During my PhD I studied grouper, which are fascinating fish. There are more than a hundred and sixty species globally, and a large percentage of them gather in a ‘spawning aggregation’, where they return to the same spot every year to breed en masse. A friend of mine did a tagging study, and one fish travelled over two hundred kilometres to spawn.

The spawning behaviour of grouper makes them particularly prone to over fishing. In the Caribbean the Nassau Grouper used to be the most important fish, but it’s now commercially extinct in a number of places. People know that around the time of a full moon at certain times of year and in very specific locations, huge numbers of fish will come together. Essentially the whole reproducing population of one species of fish from hundreds of kilometres around come together in one place, so you can fish out a huge area in a couple of nights. There now laws in many areas of the world protecting aggregations.

A large part of the reason why I chose to study marine biology, and why I still enjoy it now, is the sense of awe and wonder that I get when I study the ocean. One particular experience illustrates that in a very dramatic way.
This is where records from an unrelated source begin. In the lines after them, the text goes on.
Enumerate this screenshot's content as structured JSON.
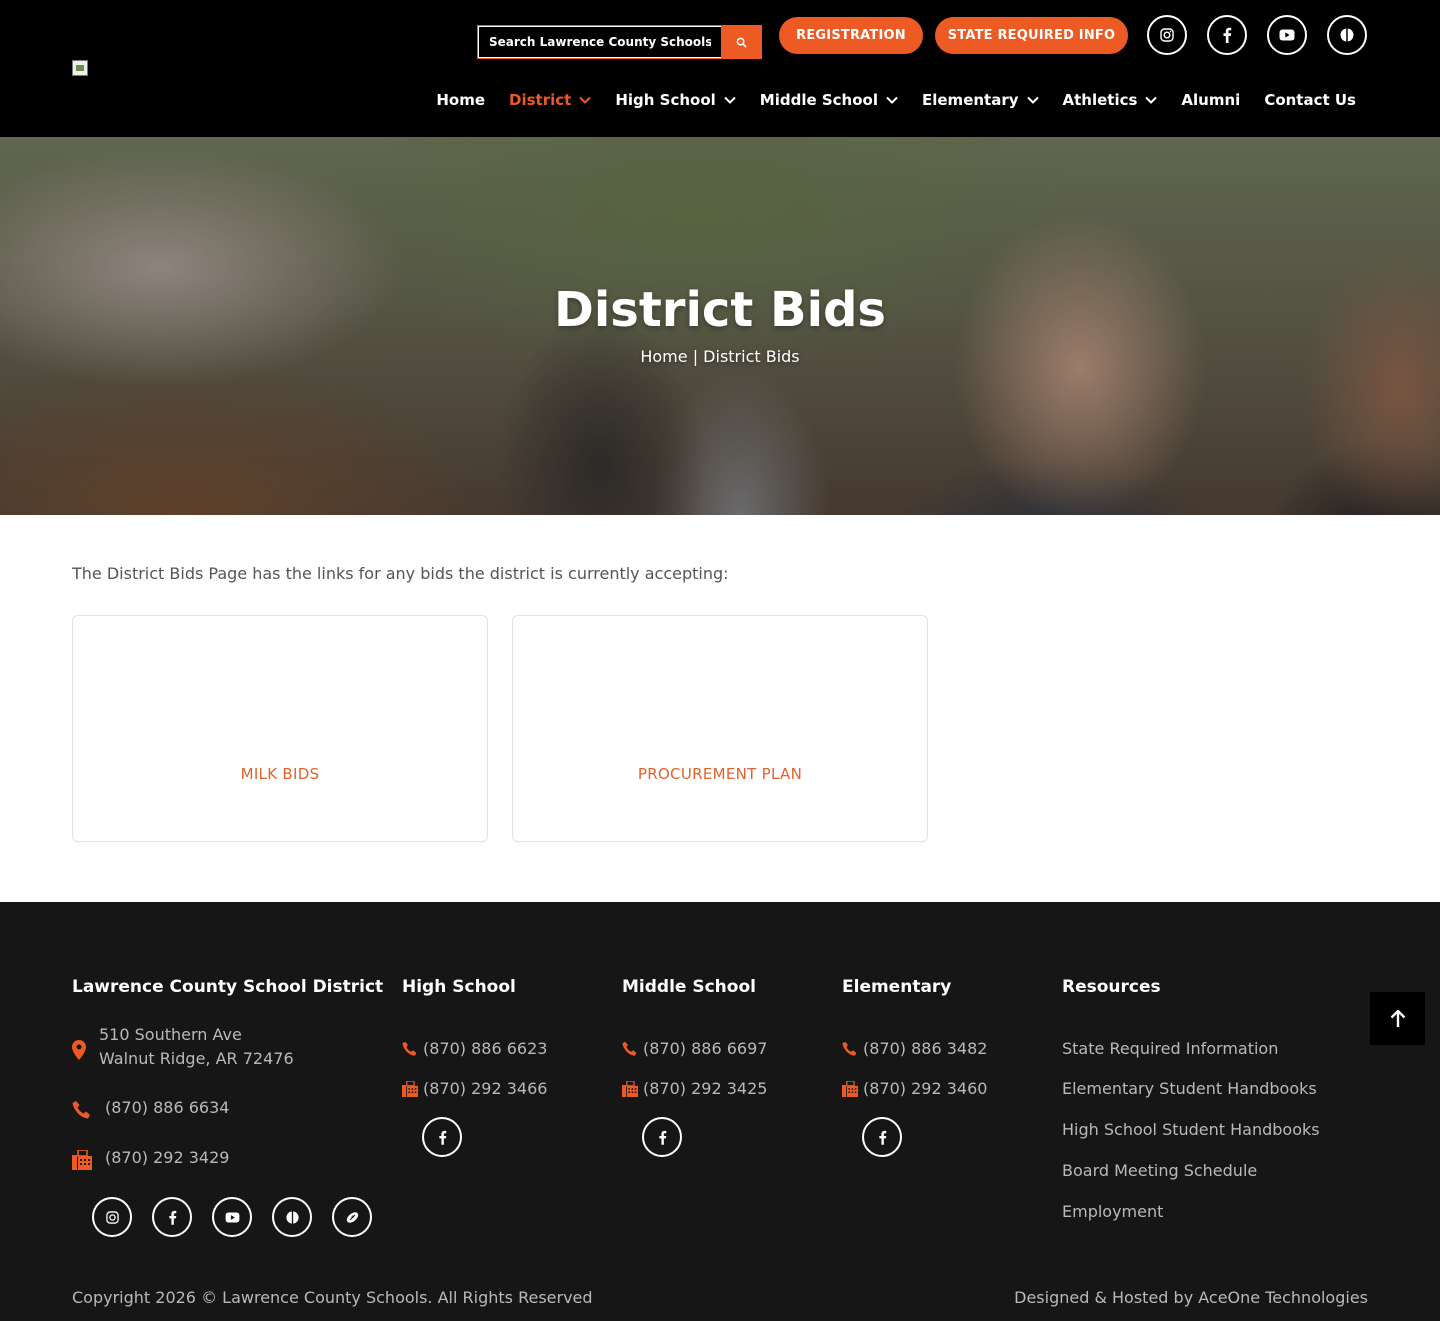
{
  "header": {
    "logo_alt": "",
    "search": {
      "placeholder": "Search Lawrence County Schools",
      "value": ""
    },
    "buttons": {
      "registration": "REGISTRATION",
      "state_required": "STATE REQUIRED INFO"
    },
    "social_icons": [
      "instagram-icon",
      "facebook-icon",
      "youtube-icon",
      "sports-app-icon"
    ]
  },
  "nav": {
    "items": [
      {
        "label": "Home",
        "dropdown": false,
        "active": false
      },
      {
        "label": "District",
        "dropdown": true,
        "active": true
      },
      {
        "label": "High School",
        "dropdown": true,
        "active": false
      },
      {
        "label": "Middle School",
        "dropdown": true,
        "active": false
      },
      {
        "label": "Elementary",
        "dropdown": true,
        "active": false
      },
      {
        "label": "Athletics",
        "dropdown": true,
        "active": false
      },
      {
        "label": "Alumni",
        "dropdown": false,
        "active": false
      },
      {
        "label": "Contact Us",
        "dropdown": false,
        "active": false
      }
    ]
  },
  "hero": {
    "title": "District Bids",
    "breadcrumb": {
      "home": "Home",
      "separator": " | ",
      "current": "District Bids"
    }
  },
  "main": {
    "intro": "The District Bids Page has the links for any bids the district is currently accepting:",
    "cards": [
      {
        "label": "MILK BIDS"
      },
      {
        "label": "PROCUREMENT PLAN"
      }
    ]
  },
  "footer": {
    "district": {
      "title": "Lawrence County School District",
      "address_line1": "510 Southern Ave",
      "address_line2": "Walnut Ridge, AR 72476",
      "phone": "(870) 886 6634",
      "fax": "(870) 292 3429"
    },
    "high_school": {
      "title": "High School",
      "phone": "(870) 886 6623",
      "fax": "(870) 292 3466"
    },
    "middle_school": {
      "title": "Middle School",
      "phone": "(870) 886 6697",
      "fax": "(870) 292 3425"
    },
    "elementary": {
      "title": "Elementary",
      "phone": "(870) 886 3482",
      "fax": "(870) 292 3460"
    },
    "resources": {
      "title": "Resources",
      "links": [
        "State Required Information",
        "Elementary Student Handbooks",
        "High School Student Handbooks",
        "Board Meeting Schedule",
        "Employment"
      ]
    },
    "copyright": "Copyright 2026 © Lawrence County Schools. All Rights Reserved",
    "designed_by": "Designed & Hosted by AceOne Technologies"
  },
  "colors": {
    "accent": "#ee5a24",
    "link": "#e0632e",
    "footer_bg": "#161616",
    "header_bg": "#000000"
  }
}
As a PhD student I did a lot of scuba diving in the Bahamas. One of the areas we studied was a marine reserve in a beautiful little island chain called the Exuma Cays. Part of my research was to study whether this marine park was doing what it was supposed to be doing: was there any difference in the number of fish inside versus outside the park? In Exuma Cays the water is only about a hundred feet deep and crystal clear, so we could almost count the fish from the top of the boat. One day our job was to go out into deeper water and count the fish there. We swam through the reef to the edge where it drops straight down into a two thousand metre trench called the tongue of the ocean. Swimming off the reef felt like going over the edge of a cliff. We stayed there, hanging out in open water looking at the wall and trying to count fish.
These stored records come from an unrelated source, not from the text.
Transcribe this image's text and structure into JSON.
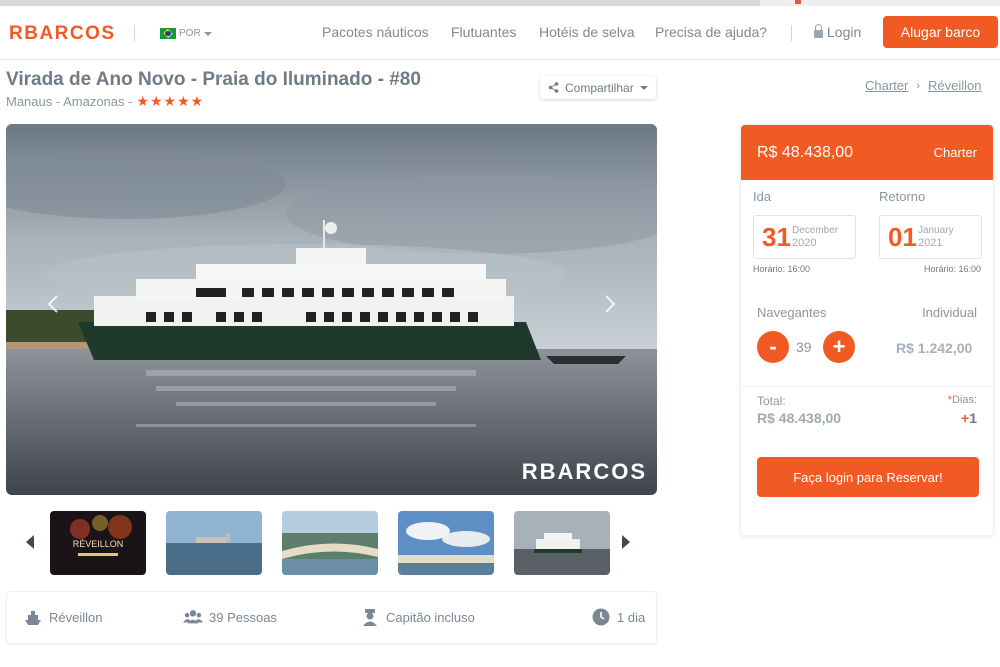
{
  "colors": {
    "brand": "#f15a22",
    "text": "#7a8794"
  },
  "header": {
    "logo": "RBARCOS",
    "language": "POR",
    "nav": [
      "Pacotes náuticos",
      "Flutuantes",
      "Hotéis de selva",
      "Precisa de ajuda?"
    ],
    "login": "Login",
    "cta": "Alugar barco"
  },
  "listing": {
    "title": "Virada de Ano Novo - Praia do Iluminado - #80",
    "location": "Manaus - Amazonas -",
    "rating_stars": 5,
    "share": "Compartilhar",
    "breadcrumb": [
      "Charter",
      "Réveillon"
    ],
    "watermark": "RBARCOS"
  },
  "thumbnails": [
    {
      "name": "thumb-reveillon",
      "caption": "RÉVEILLON"
    },
    {
      "name": "thumb-river-city",
      "caption": ""
    },
    {
      "name": "thumb-beach-aerial",
      "caption": ""
    },
    {
      "name": "thumb-sky-beach",
      "caption": ""
    },
    {
      "name": "thumb-boat",
      "caption": ""
    }
  ],
  "features": [
    {
      "icon": "boat-icon",
      "label": "Réveillon"
    },
    {
      "icon": "people-icon",
      "label": "39 Pessoas"
    },
    {
      "icon": "captain-icon",
      "label": "Capitão incluso"
    },
    {
      "icon": "clock-icon",
      "label": "1 dia"
    }
  ],
  "booking": {
    "price": "R$ 48.438,00",
    "type": "Charter",
    "ida_label": "Ida",
    "retorno_label": "Retorno",
    "ida": {
      "day": "31",
      "month": "December",
      "year": "2020",
      "time": "Horário: 16:00"
    },
    "retorno": {
      "day": "01",
      "month": "January",
      "year": "2021",
      "time": "Horário: 16:00"
    },
    "navegantes_label": "Navegantes",
    "individual_label": "Individual",
    "minus": "-",
    "plus": "+",
    "quantity": "39",
    "individual_price": "R$ 1.242,00",
    "total_label": "Total:",
    "total": "R$ 48.438,00",
    "dias_star": "*",
    "dias_label": "Dias:",
    "dias_plus": "+",
    "dias_value": "1",
    "reserve": "Faça login para Reservar!"
  }
}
When you’re out in deep water, it’s dark. So you’re looking over your shoulder every once in a while, and then you glance down and get that feeling… One time I looked down and there was a shape moving way below. I couldn’t really see what it was, so I kept an eye on it. I looked down again and noticed it was getting bigger and bigger. Suddenly something swam past me with the force of a jet. I looked up and right there was a huge barracuda. It was staring at me with its big eyes and big teeth. At first I was afraid because my dive buddy was a long way away, but then my training kicked in and I remembered that these guys don’t normally bite. My fear turned into awe, and I was able to enjoy sitting out in the ocean looking eye to eye with this beautiful creature. I thought, ‘This is something that I want to protect. This is something I enjoy, and it’s worth spending my time caring for it’.

For the people I know who get to do fieldwork and discover new species, what’s driving a lot of them is a sense of awe and wonder, and they feel privileged to be in that position. A friend of mine who studies frogs is always posting photographs on Facebook saying, ‘Look at this amazing frog!’ I think this beauty and wonder is a pointer from creation to something else. One of my friends from university studies alligators, and has his own show on the National Geographic channel. In all of his work there is a sense of ‘Wow, this is awesome!’ I think the same thing, and that directs me to a bigger reality.
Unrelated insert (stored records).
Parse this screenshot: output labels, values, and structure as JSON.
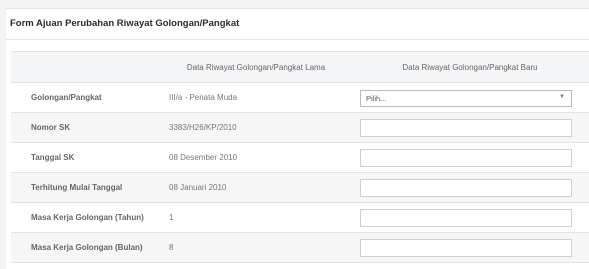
{
  "form": {
    "title": "Form Ajuan Perubahan Riwayat Golongan/Pangkat",
    "columns": {
      "old": "Data Riwayat Golongan/Pangkat Lama",
      "new": "Data Riwayat Golongan/Pangkat Baru"
    },
    "rows": [
      {
        "label": "Golongan/Pangkat",
        "old_value": "III/a - Penata Muda",
        "input_type": "select",
        "placeholder": "Pilih..."
      },
      {
        "label": "Nomor SK",
        "old_value": "3383/H26/KP/2010",
        "input_type": "text",
        "value": ""
      },
      {
        "label": "Tanggal SK",
        "old_value": "08 Desember 2010",
        "input_type": "text",
        "value": ""
      },
      {
        "label": "Terhitung Mulai Tanggal",
        "old_value": "08 Januari 2010",
        "input_type": "text",
        "value": ""
      },
      {
        "label": "Masa Kerja Golongan (Tahun)",
        "old_value": "1",
        "input_type": "text",
        "value": ""
      },
      {
        "label": "Masa Kerja Golongan (Bulan)",
        "old_value": "8",
        "input_type": "text",
        "value": ""
      }
    ]
  }
}
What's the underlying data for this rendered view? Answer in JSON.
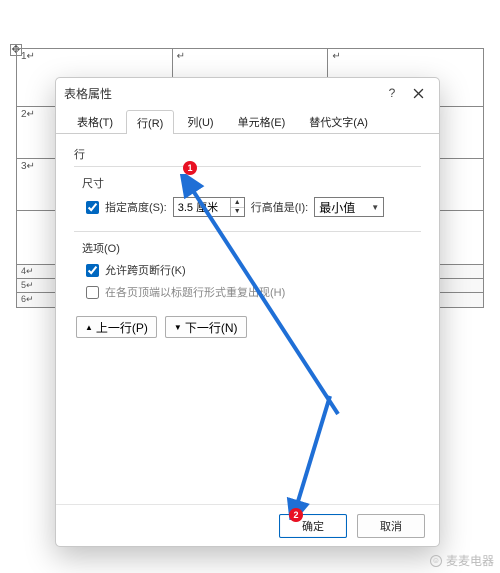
{
  "bg": {
    "r1": [
      "1↵",
      "↵",
      "↵"
    ],
    "r2": "2↵",
    "r3": "3↵",
    "rs": [
      "4↵",
      "5↵",
      "6↵"
    ]
  },
  "dialog": {
    "title": "表格属性",
    "help": "?",
    "tabs": [
      "表格(T)",
      "行(R)",
      "列(U)",
      "单元格(E)",
      "替代文字(A)"
    ],
    "active_tab": 1,
    "section": "行",
    "size": {
      "label": "尺寸",
      "specify_height_label": "指定高度(S):",
      "specify_height_checked": true,
      "height_value": "3.5 厘米",
      "height_is_label": "行高值是(I):",
      "height_is_value": "最小值"
    },
    "options": {
      "label": "选项(O)",
      "allow_break_label": "允许跨页断行(K)",
      "allow_break_checked": true,
      "repeat_header_label": "在各页顶端以标题行形式重复出现(H)",
      "repeat_header_checked": false
    },
    "nav": {
      "prev": "上一行(P)",
      "next": "下一行(N)"
    },
    "footer": {
      "ok": "确定",
      "cancel": "取消"
    }
  },
  "annotations": {
    "badge1": "1",
    "badge2": "2"
  },
  "watermark": {
    "text": "麦麦电器"
  }
}
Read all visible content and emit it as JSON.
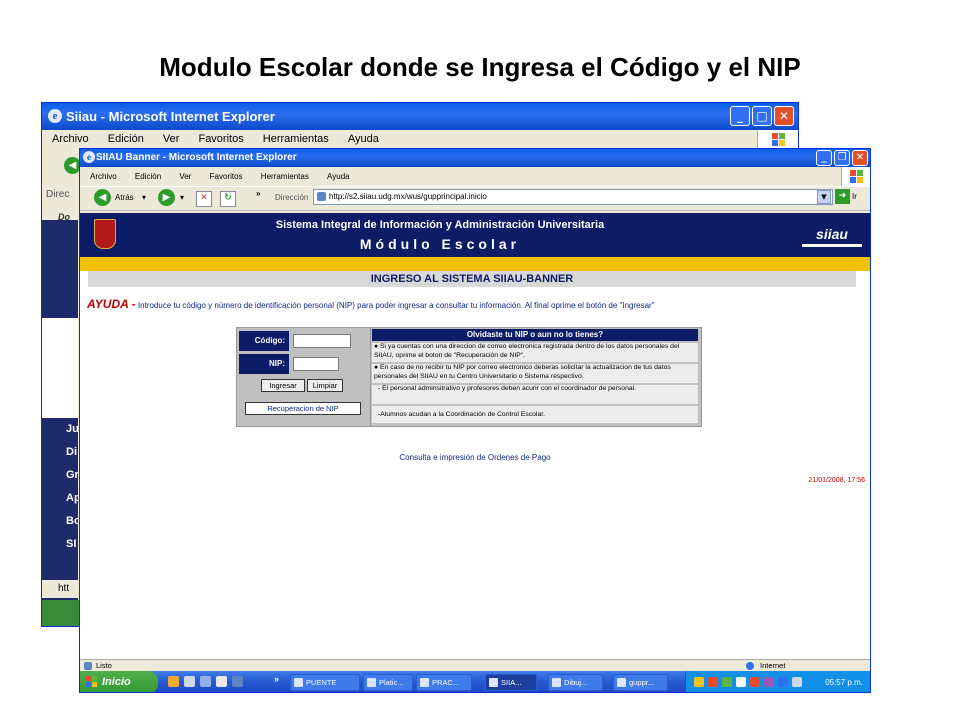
{
  "slide": {
    "title": "Modulo Escolar donde se Ingresa el Código y el NIP"
  },
  "back_window": {
    "title": "Siiau - Microsoft Internet Explorer",
    "menu": [
      "Archivo",
      "Edición",
      "Ver",
      "Favoritos",
      "Herramientas",
      "Ayuda"
    ],
    "toolbar_stub": "Direc",
    "links_stub": "Do",
    "sidebar_stubs": [
      "Ju",
      "Di",
      "Gr",
      "Ap",
      "Bo",
      "SI"
    ],
    "status_stub": "htt"
  },
  "front_window": {
    "title": "SIIAU Banner - Microsoft Internet Explorer",
    "menu": [
      "Archivo",
      "Edición",
      "Ver",
      "Favoritos",
      "Herramientas",
      "Ayuda"
    ],
    "toolbar": {
      "back": "Atrás",
      "chevron": "»",
      "address_label": "Dirección",
      "url": "http://s2.siiau.udg.mx/wus/gupprincipal.inicio",
      "go": "Ir"
    },
    "status": {
      "left": "Listo",
      "zone": "Internet"
    }
  },
  "page": {
    "banner_line1": "Sistema Integral de Información y Administración Universitaria",
    "banner_line2": "Módulo Escolar",
    "logo_text": "siiau",
    "heading": "INGRESO AL SISTEMA SIIAU-BANNER",
    "help_label": "AYUDA -",
    "help_text": "Introduce tu código y número de identificación personal (NIP) para poder ingresar a consultar tu información. Al final oprime el botón de \"Ingresar\"",
    "login": {
      "code_label": "Código:",
      "nip_label": "NIP:",
      "login_button": "Ingresar",
      "clear_button": "Limpiar",
      "recover_button": "Recuperacion de NIP"
    },
    "info": {
      "title": "Olvidaste tu NIP o aun no lo tienes?",
      "bullet1": "●  Si ya cuentas con una direccion de correo electronica registrada dentro de los datos personales del SIIAU, oprime el boton de \"Recuperación de NIP\".",
      "bullet2": "●  En caso de no recibir tu NIP por correo electronico deberas solicitar la actualizacion de tus datos personales del SIIAU en tu Centro Universitario o Sistema respectivo.",
      "note1": "- El personal adminsitrativo y profesores deben acurir con el coordinador de personal.",
      "note2": "-Alumnos acudan a la Coordinación de Control Escolar."
    },
    "orders_link": "Consulta e impresión de Ordenes de Pago",
    "timestamp": "21/01/2008, 17:56"
  },
  "taskbar": {
    "start": "Inicio",
    "chevron": "»",
    "tasks": [
      "PUENTE",
      "Platic...",
      "PRAC...",
      "SIIA...",
      "Dibuj...",
      "guppr..."
    ],
    "clock": "05:57 p.m."
  },
  "colors": {
    "navy": "#0d1c66",
    "gold": "#f2c200",
    "xp_blue": "#2557d0",
    "alert_red": "#c00000"
  }
}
Part 2 here

Bob Sluka’s blog is at robertdsluka.blogspot.co.uk